Happy Valentine’s Day, folks! What better way to celebrate than with a load of cheese? Today’s entry into the Hall of Shame is an ABC Family gem about warring pizzerias. (I originally considered titling this post “Classics of the Corn: Stuffed Crust Edition.”)
TMP’s Classics of the Corn series usually features sci-fi films, horrors and the occasional overblown melodrama. Today, a completely different but equally kerneled film is joining the ranks: ABC Family’s 2005 rom-com Pizza My Heart.
I initially selected Pizza My Heart on Netflix because of the awful title. It was a late night and I was looking for something light and fun to watch before falling asleep. Pizza My Heart is a title that makes no sense at all.
If it were stylized as Pizza, My Heart one may assume it was a love letter to pizza, as in “Pizza, you own my heart!”… but there is no comma or any other clue as to what Pizza My Heart means, exactly. Is your heart made of pizza? Are you covering your heart in pizza? Is your heart on a journey to become New Jersey’s greatest pizza-maker?
Seeing the ABC Fam logo slapped on the corner of the poster also attracted me to the film. The network is known for churning out incredibly fluffy little films with less-than-award-worthy performances, and I’m known for enjoying these awful movies.
Despite the wacky title, Pizza My Heart tells a very familiar story. It’s a modernization of Romeo & Juliet, with the warring families being rivaled pizza-makers: the Prestolanis, who claim that their family made the first pizza delivery ever in history, and the Montebellos, who the Prestolanis claim stole the delivery idea from them hundreds of years ago. In other words, someone was reading Shakespeare, got hungry, ordered a pizza… and decided to meld their reading material and eating material into a screenplay.
Prestolani daughter Gina and Montebello son Joe soon become acquainted despite the long-time feud between their families. And, of course, filling the “Romeo” and “Juliet” roles, they fall in love.

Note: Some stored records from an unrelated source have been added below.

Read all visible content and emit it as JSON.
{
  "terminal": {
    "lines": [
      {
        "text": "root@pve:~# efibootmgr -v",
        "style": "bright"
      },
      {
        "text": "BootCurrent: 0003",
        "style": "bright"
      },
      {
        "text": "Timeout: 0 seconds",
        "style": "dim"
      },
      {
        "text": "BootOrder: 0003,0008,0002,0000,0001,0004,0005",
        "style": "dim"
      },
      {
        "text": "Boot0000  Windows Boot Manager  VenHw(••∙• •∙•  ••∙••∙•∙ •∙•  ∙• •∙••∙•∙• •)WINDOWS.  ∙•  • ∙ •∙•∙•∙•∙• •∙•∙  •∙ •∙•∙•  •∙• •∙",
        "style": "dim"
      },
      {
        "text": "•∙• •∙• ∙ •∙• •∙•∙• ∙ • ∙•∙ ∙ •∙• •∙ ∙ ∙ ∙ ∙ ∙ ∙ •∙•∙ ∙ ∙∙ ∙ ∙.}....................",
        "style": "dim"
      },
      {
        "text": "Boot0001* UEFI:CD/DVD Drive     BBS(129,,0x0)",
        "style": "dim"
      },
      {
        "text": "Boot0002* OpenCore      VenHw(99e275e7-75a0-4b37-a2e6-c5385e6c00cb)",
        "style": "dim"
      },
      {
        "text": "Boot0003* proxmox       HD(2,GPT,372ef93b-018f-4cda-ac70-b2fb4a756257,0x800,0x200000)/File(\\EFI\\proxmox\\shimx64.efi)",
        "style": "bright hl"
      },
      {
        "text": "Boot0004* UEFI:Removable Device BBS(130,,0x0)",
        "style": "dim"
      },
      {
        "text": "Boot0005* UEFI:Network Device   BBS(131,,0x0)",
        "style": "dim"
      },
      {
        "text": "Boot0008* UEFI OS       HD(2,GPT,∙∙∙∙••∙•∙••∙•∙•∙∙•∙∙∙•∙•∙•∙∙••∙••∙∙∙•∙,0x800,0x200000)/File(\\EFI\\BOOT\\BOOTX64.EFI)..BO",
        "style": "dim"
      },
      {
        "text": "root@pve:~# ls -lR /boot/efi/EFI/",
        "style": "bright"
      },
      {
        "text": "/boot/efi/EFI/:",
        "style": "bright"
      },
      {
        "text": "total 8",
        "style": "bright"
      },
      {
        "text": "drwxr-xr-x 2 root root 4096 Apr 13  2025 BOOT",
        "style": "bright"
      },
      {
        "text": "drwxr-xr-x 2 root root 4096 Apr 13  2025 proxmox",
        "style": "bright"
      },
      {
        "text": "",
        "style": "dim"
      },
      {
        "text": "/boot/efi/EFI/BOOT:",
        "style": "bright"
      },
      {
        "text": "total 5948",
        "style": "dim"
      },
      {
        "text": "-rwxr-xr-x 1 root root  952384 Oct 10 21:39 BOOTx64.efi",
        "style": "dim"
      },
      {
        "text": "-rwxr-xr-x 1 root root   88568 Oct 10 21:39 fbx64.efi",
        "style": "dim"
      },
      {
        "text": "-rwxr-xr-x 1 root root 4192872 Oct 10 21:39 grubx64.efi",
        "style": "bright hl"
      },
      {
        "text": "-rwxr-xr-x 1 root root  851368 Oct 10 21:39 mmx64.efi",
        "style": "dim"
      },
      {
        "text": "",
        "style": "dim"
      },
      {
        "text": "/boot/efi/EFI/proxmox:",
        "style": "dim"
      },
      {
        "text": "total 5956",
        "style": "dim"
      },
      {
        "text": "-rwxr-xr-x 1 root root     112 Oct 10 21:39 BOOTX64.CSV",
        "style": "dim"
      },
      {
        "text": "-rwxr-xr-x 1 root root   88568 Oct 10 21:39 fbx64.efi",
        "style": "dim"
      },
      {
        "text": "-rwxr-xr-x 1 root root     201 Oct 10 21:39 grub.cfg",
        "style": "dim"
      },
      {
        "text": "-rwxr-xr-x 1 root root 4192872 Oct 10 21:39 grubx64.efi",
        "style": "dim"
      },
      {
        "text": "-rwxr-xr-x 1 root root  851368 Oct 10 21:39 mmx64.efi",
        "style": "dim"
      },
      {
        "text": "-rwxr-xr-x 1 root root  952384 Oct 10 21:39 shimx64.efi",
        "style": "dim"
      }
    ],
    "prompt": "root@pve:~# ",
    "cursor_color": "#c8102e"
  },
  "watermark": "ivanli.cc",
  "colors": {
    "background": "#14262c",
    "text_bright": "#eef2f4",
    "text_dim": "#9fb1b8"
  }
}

Super-corny dialogue, an incredibly silly battle of the pizzas and plenty of drawn-out, love-lorn gazes between Gina and Joe in slow motion bring the cheese to the film. My favorite snippet of dialogue is a tomato metaphor for Joe’s attraction to Gina: “It’s like all these years you’ve been looking for the perfect tomato, and all along the perfect tomato’s been growing right next door!”
Though it doesn’t quite live up to its odd title, I’d still tag this one as moderately corny and highly enjoyable fluff. I expected (and wished) that it would have been even more awkward and mozzarella-smothered, but it’s still cheesy enough to earn a spot in the CoTC Hall of Fame.